The United States of America is a federal republic with autonomous state and local governments. Taxes are imposed in the United States at each of these levels. These include taxes on income, payroll, property, sales, imports, estates and gifts, as well as various fees. In 2010 taxes collected by federal, state and municipal governments amounted to 24.8% of GDP. In the OECD, only Chile and Mexico taxed less as a share of GDP. The United States also has one of the most progressive tax systems in the industrialized world.
Taxes are imposed on net income of individuals and corporations by the federal, most state, and some local governments. Citizens and residents are taxed on worldwide income and allowed a credit for foreign taxes. Income subject to tax is determined under tax accounting rules, not financial accounting principles, and includes almost all income from whatever source. Most business expenses reduce taxable income, though limits apply to a few expenses. Individuals are permitted to reduce taxable income by personal allowances and certain nonbusiness expenses, including home mortgage interest, state and local taxes, charitable contributions, and medical and certain other expenses incurred above certain percentages of income. State rules for determining taxable income often differ from federal rules. Federal tax rates vary from 10% to 39.6% of taxable income. State and local tax rates vary widely by jurisdiction, from 0% to 13.30%, and many are graduated. State taxes are generally treated as a deductible expense for federal tax computation. In 2013, the top marginal tax rate for a high-income California resident would be 52.9%. Certain alternative taxes may apply.
The FBI Name Check is a background check procedure performed by the Federal Bureau of Investigation for federal agencies, components within the legislative, judicial, and executive branches of the federal government; foreign police and intelligence agencies; and state and local law enforcement agencies within the criminal justice system. The FBI Name Check is performed by the FBI as a part of the National Name Check Program, which dates back to Executive Order 10450 that was issued during the Eisenhower Administration. The FBI Name Check for an individual involves a search of the FBI’s Central Records System Universal Index for any appearance of the name of the individual, as well as close phonetic variants and permutations of that name, in any of the records stored in the Universal Index. If any such occurrences are found, the Name Check also involves retrieval and analysis of the relevant paper and electronic files from local FBI offices and from other law-enforcement agencies.
FBI Name Checks are performed in relation to government employment and appointments, security clearances, admissions to the bar, attending White House functions, federal and state criminal investigations, counterintelligence and counterterrorism activities as well as applications for visas, green cards, and for naturalization.
A social issue (also called a social problem or a social situation) is an issue that relates to society's perception of a person's personal lives. Different cultures have different perceptions and what may be "normal" behavior in one society may be a significant social issue in another society. Social issues are distinguished from economic issues. Some issues have both social and economic aspects, such as immigration.

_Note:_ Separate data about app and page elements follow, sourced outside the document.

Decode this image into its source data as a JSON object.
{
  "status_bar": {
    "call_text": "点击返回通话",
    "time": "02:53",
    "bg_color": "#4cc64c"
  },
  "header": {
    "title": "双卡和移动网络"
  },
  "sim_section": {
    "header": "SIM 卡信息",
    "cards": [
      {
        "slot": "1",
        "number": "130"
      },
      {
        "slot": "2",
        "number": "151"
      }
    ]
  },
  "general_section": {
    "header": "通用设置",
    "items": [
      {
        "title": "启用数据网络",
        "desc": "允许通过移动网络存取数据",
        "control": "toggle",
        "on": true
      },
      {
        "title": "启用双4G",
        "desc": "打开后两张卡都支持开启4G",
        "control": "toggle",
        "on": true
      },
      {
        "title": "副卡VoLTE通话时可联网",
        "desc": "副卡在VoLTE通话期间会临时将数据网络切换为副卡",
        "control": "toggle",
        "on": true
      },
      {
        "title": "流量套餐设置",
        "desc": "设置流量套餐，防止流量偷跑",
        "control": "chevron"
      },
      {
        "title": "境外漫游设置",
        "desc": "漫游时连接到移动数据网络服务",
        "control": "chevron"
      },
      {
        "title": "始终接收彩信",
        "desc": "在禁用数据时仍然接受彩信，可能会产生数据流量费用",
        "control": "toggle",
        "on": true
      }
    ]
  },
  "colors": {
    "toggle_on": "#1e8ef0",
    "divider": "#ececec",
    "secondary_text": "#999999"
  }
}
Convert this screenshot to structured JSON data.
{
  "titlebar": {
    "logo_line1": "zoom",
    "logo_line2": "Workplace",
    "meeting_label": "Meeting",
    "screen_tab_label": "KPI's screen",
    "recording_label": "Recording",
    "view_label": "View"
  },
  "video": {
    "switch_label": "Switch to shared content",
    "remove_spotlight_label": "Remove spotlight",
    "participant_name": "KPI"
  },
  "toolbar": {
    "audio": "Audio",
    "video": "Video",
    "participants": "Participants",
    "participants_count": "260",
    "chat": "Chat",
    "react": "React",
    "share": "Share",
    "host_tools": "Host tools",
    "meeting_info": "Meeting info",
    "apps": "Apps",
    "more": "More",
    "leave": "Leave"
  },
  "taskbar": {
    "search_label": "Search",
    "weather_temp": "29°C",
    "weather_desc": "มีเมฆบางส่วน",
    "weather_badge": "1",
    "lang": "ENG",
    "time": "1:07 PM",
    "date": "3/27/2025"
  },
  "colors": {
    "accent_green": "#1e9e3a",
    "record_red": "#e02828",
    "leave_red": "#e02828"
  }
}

There are also issues that don't fall into either category, such as wars.
Thomas Paine, in Rights of Man and Common Sense, addresses man's duty to "allow the same rights to others as we allow ourselves". The failure to do so causes the birth of a social issue.